*** Begin section ***

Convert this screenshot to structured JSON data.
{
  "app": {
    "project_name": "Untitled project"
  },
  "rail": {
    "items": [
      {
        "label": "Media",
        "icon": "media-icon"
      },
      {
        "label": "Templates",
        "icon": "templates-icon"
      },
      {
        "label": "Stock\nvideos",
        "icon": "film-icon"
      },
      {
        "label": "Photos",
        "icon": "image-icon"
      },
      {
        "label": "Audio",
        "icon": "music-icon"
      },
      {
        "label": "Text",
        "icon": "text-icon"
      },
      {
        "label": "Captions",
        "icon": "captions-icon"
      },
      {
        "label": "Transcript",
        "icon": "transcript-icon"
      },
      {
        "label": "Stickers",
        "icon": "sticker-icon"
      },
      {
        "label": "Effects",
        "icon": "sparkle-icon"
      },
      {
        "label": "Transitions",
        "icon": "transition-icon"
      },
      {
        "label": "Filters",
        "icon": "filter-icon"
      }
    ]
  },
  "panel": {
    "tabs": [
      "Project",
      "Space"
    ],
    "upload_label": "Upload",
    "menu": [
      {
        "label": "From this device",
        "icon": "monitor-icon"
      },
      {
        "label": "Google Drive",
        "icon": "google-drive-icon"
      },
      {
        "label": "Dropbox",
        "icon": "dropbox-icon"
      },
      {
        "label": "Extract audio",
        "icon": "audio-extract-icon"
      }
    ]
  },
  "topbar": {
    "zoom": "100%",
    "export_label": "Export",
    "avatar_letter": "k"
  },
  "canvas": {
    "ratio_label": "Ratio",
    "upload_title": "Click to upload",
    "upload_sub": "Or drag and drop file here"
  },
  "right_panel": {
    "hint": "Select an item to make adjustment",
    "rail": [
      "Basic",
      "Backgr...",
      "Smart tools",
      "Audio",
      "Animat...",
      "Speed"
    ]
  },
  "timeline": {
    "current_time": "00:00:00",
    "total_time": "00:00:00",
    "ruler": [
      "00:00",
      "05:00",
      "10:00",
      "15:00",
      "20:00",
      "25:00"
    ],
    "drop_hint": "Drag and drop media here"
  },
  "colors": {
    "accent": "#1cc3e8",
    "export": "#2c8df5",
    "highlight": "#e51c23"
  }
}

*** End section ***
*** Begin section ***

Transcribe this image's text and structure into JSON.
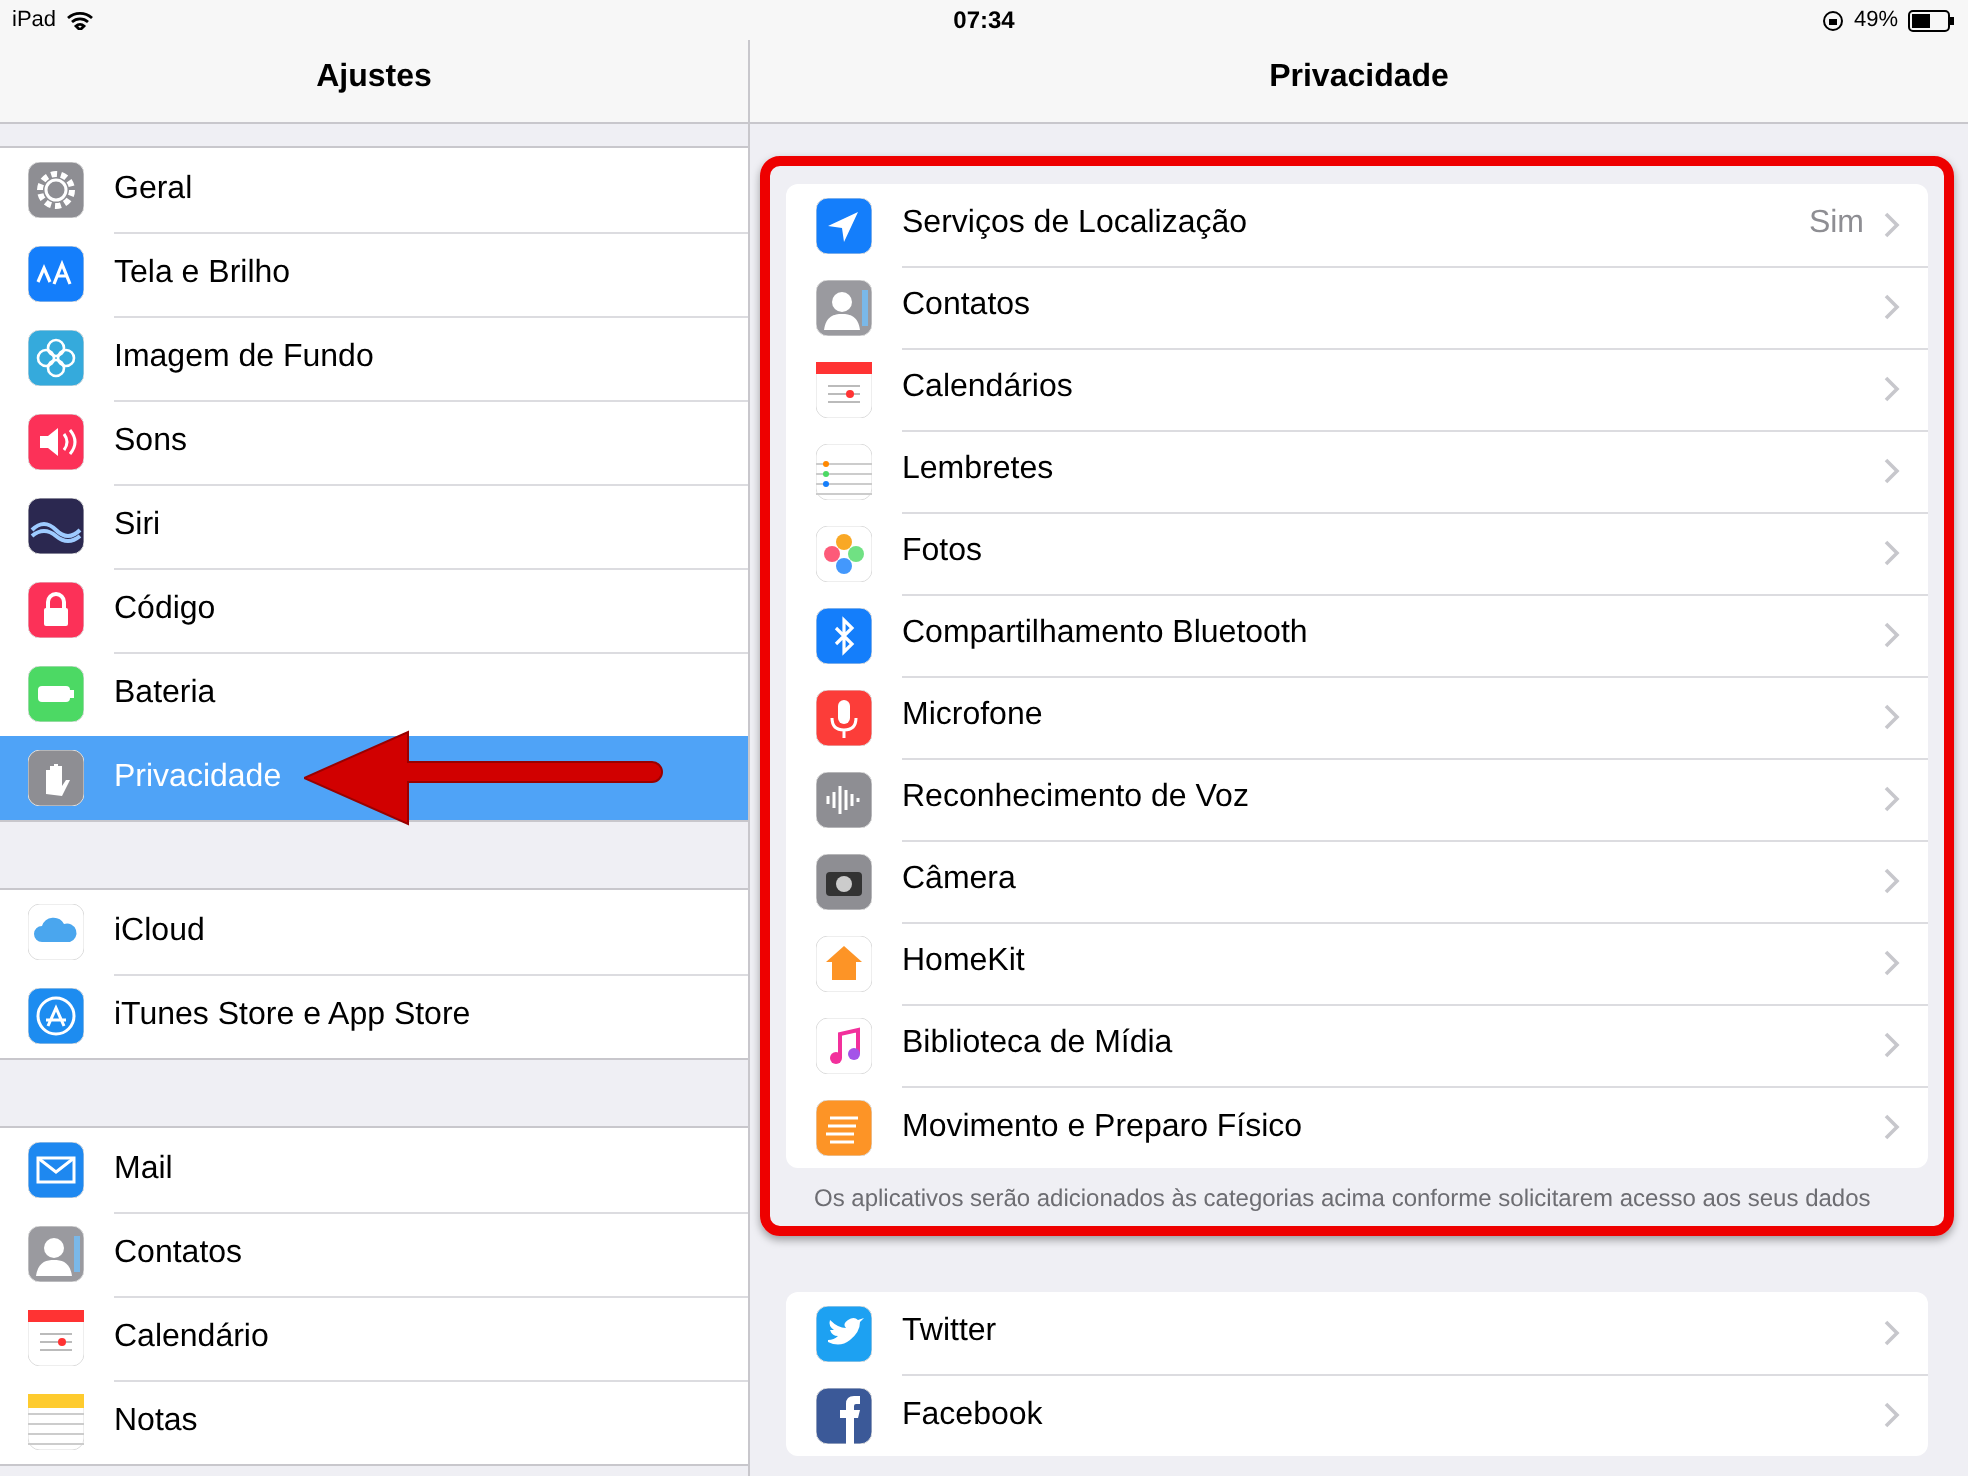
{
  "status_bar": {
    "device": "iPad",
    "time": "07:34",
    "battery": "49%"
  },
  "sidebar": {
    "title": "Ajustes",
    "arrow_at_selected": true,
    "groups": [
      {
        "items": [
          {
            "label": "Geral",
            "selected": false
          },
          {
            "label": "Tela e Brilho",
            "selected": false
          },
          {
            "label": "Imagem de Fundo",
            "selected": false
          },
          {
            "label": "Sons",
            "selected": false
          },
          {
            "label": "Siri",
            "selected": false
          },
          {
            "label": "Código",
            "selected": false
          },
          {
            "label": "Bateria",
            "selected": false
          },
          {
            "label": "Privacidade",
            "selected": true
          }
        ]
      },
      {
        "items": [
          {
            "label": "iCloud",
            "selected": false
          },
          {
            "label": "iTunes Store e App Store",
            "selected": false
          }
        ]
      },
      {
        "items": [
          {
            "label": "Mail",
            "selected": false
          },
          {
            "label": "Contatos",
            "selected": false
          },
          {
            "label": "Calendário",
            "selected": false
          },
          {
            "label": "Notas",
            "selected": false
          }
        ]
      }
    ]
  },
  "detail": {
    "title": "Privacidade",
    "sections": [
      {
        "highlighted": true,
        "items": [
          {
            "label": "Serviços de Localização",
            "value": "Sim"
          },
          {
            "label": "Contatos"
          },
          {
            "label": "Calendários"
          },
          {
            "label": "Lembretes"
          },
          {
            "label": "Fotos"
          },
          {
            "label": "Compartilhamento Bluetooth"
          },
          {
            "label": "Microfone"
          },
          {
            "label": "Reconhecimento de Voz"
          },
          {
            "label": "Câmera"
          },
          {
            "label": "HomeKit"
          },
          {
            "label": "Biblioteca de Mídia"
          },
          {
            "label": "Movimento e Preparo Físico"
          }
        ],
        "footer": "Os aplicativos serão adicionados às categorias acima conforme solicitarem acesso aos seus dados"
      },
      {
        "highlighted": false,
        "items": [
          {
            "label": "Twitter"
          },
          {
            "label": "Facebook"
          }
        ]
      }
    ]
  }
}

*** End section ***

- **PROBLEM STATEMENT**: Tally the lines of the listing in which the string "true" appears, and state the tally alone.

- **RESULT OF THIS TASK**: 3